Dataset records:

>>>>>

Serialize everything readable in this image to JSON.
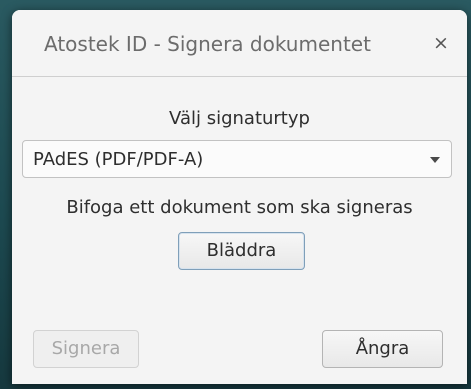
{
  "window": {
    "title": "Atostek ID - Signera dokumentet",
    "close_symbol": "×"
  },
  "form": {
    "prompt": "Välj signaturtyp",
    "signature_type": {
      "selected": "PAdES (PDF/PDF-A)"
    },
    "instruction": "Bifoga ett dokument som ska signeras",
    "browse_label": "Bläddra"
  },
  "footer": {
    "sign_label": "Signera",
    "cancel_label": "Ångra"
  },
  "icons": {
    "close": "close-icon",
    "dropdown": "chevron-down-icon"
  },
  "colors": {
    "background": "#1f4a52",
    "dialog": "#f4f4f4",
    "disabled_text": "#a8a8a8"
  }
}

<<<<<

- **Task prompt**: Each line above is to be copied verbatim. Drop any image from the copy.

- **Output**:
Serialize everything readable in this image to JSON.
{
  "window": {
    "title": "Atostek ID - Signera dokumentet",
    "close_symbol": "×"
  },
  "form": {
    "prompt": "Välj signaturtyp",
    "signature_type": {
      "selected": "PAdES (PDF/PDF-A)"
    },
    "instruction": "Bifoga ett dokument som ska signeras",
    "browse_label": "Bläddra"
  },
  "footer": {
    "sign_label": "Signera",
    "cancel_label": "Ångra"
  },
  "icons": {
    "close": "close-icon",
    "dropdown": "chevron-down-icon"
  },
  "colors": {
    "background": "#1f4a52",
    "dialog": "#f4f4f4",
    "disabled_text": "#a8a8a8"
  }
}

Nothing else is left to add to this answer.